Have you thought about putting your project up on github and seeing if anyone is interested in collaborating?oktophonie wrote: ↑19 Jan 2021, 12:24Having written quite a few tools for manipulating SCORE files, and therefore being pretty familiar with a lot of the internal workings, I did make a start on a sort of desktop clone of it which at least got as far as opening up files and being able to display them in a window (at least partly - to implement the translation of all the parameter types and values into graphics would be a huge job, but I made a start on the basics), but that was rather too much work to keep up purely as a hobby, so I abandoned it. I attach a screenshot for the curious.
There may be mileage in taking SCORE's algorithms and using them in a modern software product that takes advantage of all the advances in computational power and capabilities of modern hardware and practices. (Now with Curves™ )
But realistically, for generations of musicians raised on GUI interfaces (and increasingly now on touchscreen devices), having to learn a big load of code is a massive barrier to entry. Whatever form 'Son of SCORE' takes, it would have to be GUI.
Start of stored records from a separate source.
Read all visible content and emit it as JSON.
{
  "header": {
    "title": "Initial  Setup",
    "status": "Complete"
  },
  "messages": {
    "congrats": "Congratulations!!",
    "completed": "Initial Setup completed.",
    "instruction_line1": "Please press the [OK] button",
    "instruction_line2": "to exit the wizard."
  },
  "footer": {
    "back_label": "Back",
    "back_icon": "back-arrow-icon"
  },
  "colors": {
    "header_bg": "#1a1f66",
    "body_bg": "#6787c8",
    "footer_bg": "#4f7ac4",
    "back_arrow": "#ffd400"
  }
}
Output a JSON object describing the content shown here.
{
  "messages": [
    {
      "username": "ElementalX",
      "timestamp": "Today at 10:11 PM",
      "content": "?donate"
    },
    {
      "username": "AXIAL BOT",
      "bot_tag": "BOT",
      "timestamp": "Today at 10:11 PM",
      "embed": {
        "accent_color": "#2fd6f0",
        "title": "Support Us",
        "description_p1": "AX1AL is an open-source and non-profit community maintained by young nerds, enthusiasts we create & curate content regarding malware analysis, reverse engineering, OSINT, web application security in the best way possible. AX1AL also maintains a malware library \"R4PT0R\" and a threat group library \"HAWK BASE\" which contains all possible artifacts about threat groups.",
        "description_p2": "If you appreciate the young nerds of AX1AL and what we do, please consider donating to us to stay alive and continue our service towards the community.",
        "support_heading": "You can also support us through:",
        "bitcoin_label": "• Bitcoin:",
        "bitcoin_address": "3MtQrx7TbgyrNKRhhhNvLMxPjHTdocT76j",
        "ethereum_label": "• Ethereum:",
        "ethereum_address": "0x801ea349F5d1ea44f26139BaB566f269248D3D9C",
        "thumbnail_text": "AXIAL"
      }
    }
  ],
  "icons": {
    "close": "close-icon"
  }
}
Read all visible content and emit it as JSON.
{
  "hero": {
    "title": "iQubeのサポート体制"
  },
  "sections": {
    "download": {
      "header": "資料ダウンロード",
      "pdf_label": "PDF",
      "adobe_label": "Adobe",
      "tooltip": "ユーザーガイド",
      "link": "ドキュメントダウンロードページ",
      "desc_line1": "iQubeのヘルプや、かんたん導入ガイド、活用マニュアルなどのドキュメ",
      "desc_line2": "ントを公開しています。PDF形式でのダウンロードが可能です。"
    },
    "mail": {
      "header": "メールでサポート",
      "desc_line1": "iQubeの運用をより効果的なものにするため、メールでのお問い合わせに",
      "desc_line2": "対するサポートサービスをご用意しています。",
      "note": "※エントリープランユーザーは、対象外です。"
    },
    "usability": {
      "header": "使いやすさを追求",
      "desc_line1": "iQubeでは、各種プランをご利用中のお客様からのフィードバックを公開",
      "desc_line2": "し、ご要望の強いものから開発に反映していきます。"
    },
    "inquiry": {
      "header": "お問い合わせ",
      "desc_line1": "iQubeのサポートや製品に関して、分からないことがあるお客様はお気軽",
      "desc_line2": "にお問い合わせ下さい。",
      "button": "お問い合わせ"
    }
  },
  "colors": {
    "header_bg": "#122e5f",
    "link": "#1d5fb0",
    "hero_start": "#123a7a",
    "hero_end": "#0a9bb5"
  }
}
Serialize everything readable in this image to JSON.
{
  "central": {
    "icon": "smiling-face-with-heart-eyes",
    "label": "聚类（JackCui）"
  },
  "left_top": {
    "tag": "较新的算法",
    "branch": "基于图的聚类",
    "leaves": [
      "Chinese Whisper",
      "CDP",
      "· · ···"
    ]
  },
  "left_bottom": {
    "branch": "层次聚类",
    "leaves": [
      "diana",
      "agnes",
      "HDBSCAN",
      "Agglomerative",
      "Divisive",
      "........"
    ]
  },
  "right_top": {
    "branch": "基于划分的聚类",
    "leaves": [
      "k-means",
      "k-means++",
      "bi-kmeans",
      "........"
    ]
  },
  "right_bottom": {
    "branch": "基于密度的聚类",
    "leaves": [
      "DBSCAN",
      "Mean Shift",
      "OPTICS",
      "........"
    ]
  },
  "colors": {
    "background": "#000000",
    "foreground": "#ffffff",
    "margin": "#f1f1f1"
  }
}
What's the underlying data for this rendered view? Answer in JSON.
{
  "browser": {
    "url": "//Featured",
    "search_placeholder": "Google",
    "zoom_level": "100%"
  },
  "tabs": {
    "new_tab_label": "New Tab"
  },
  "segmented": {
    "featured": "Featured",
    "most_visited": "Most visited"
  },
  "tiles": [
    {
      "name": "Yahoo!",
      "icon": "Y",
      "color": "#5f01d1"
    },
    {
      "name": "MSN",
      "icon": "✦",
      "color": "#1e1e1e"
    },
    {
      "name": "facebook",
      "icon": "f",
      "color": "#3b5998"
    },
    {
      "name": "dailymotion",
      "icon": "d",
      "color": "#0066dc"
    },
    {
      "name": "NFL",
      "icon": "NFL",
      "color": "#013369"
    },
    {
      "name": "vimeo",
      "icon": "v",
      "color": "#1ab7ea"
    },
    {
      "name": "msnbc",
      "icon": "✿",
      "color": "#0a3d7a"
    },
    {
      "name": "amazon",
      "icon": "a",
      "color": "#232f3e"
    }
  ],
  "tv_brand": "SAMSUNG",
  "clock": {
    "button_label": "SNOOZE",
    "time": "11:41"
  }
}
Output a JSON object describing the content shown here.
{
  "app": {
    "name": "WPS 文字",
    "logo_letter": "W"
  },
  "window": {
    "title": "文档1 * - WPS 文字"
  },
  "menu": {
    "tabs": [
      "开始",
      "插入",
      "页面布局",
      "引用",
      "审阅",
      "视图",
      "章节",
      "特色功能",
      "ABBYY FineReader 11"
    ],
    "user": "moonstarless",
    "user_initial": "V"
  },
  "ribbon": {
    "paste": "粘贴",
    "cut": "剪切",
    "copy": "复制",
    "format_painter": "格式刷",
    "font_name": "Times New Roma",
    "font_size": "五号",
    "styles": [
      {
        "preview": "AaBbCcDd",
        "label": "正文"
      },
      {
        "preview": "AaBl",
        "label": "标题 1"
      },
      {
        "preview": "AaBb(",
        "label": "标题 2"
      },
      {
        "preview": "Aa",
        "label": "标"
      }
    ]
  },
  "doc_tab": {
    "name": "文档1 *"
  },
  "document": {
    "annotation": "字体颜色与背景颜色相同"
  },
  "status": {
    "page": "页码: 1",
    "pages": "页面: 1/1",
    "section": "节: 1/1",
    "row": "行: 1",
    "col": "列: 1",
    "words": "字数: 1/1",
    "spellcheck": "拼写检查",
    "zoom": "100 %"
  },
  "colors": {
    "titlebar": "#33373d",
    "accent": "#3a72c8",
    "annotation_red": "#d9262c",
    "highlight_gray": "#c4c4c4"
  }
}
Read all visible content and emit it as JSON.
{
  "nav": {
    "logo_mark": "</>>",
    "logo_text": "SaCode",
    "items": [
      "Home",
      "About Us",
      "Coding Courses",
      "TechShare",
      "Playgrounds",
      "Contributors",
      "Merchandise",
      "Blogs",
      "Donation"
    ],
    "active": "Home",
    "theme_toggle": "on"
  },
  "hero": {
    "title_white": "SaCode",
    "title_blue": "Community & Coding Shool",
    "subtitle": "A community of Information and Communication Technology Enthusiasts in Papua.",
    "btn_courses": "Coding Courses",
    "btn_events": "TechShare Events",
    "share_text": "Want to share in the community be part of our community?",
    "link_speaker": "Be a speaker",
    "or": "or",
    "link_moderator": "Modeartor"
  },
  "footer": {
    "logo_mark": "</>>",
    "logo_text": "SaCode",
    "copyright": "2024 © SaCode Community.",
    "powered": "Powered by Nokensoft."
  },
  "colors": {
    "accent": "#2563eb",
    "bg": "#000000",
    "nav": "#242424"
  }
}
There's also the fact that the notation app market is massively over-saturated. Only the other day, we had posts from someone starting their own notation software, despite two large open source projects: Lilypond and MuseScore, and several others in various states; then there's around 20 small commercial projects -- all of which are vying for position behind Dorico, Finale and Sibelius.